JERUSALEM - Israeli Prime Minister Benjamin Netanyahu condemned the international community's framework nuclear agreement with Iran early Friday, putting him on a collision course with the United States and other close allies as the world tries to close in on a final deal in the coming months.
Netanyahu, who had been outspoken critic of the world's negotiations with Iran, said he voiced his "strong opposition" to the deal, negotiated by world powers and Iran in Lausanne, Switzerland, in a phone call with President Obama. "A deal based on this framework would threaten the survival of Israel," he said.
But with the deal being welcomed around the globe, Netanyahu could have a tough time trying to rally opposition to it as it is finalized ahead of a June 30 deadline. His best bet could lie with the Republican-dominated U.S. Congress.
Netanyahu believes Iran is trying to develop a nuclear bomb - a concern that has been shared by much of the world. He considers a nuclear-armed Iran a threat to Israel's very existence, given Iranian leaders' calls for the destruction of the Jewish state, Iran's support for hostile militant groups across the region and its development of long-range ballistic missiles.
The framework deal includes a system of limits and inspections on Iranian nuclear facilities, but falls short of Israeli demands to dismantle the program. Netanyahu believes Iran cannot be trusted, and that leaving certain facilities intact would allow the Iranians to reach the capability of building a bomb.
"Such a deal would not block Iran's path to the bomb. It would pave it," Netanyahu said.
Yuval Steinitz, his cabinet minister who monitors the Iranian nuclear program, said Israel would continue to push to cancel or at least improve the deal as it is finalized ahead of a June 30 deadline.
Last month, Netanyahu harshly criticized the emerging agreement in a speech to the U.S. Congress, enraging the White House because the visit was arranged behind its back with Republican lawmakers.
But the speech, and furious Israeli lobbying to other participants in the Iran talks, appeared to have made little difference.
Britain, Germany, France, and Italy - all key European allies and all directly or indirectly involved in the negotiations in Switzerland- welcomed the deal.
"We are closer than ever to an agreement that makes it impossible for Iran to possess nuclear weapons," German Chancellor Angela Merkel said. "That is a great credit to all negotiating partners."

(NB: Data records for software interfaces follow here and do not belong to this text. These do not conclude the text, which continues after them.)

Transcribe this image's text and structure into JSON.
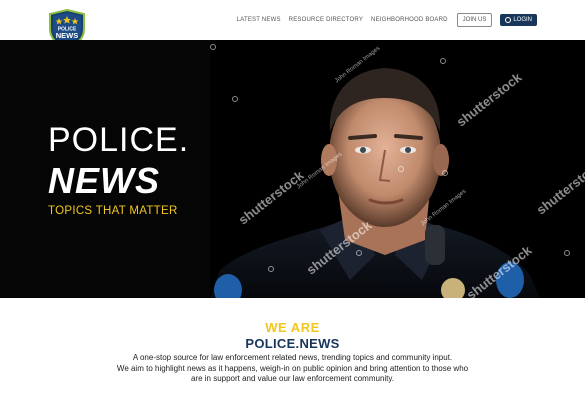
{
  "header": {
    "logo": {
      "line1": "POLICE",
      "line2": "NEWS",
      "icon": "shield-badge-icon"
    },
    "nav": [
      {
        "label": "LATEST NEWS"
      },
      {
        "label": "RESOURCE DIRECTORY"
      },
      {
        "label": "NEIGHBORHOOD BOARD"
      }
    ],
    "join_label": "JOIN US",
    "login_label": "LOGIN",
    "login_icon": "user-icon"
  },
  "hero": {
    "line1": "POLICE.",
    "line2": "NEWS",
    "tagline": "TOPICS THAT MATTER",
    "photo_subject": "police-officer-portrait",
    "watermark": "shutterstock",
    "watermark_credit": "John Roman Images"
  },
  "about": {
    "heading1": "WE ARE",
    "heading2": "POLICE.NEWS",
    "body": [
      "A one-stop source for law enforcement related news, trending topics and community input.",
      "We aim to highlight news as it happens, weigh-in on public opinion and bring attention to those who",
      "are in support and value our law enforcement community."
    ]
  },
  "colors": {
    "accent_yellow": "#f2c61f",
    "brand_navy": "#18365a",
    "hero_bg": "#050505"
  }
}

French President Francois Hollande saluted the work of the foreign ministers, but cautioned that sanctions remained on the horizon if the final agreement set for June 30 were not respected.
Russia, another participant in the talks, said the deal could have a "positive influence" on the region. U.N. Secretary-General Ban Ki-moon said the framework "paves the way" for a historic agreement that could "contribute to peace and stability in the region."
In Washington, Obama, who has had a rocky relationship with Netanyahu over Iran and other matters, tried to soothe Israeli concerns. At a news conference, he called the deal "the best option" for preventing Iran from developing a nuclear weapon.
In his phone call with Netanyahu, Obama said the framework would bring a deal "that cuts off all of Iran's pathways to a bomb," according to the White House. It said the deal "in no way diminishes" U.S. concerns about "Iran's sponsorship of terrorism and threats toward Israel" or America's commitment to Israel's security.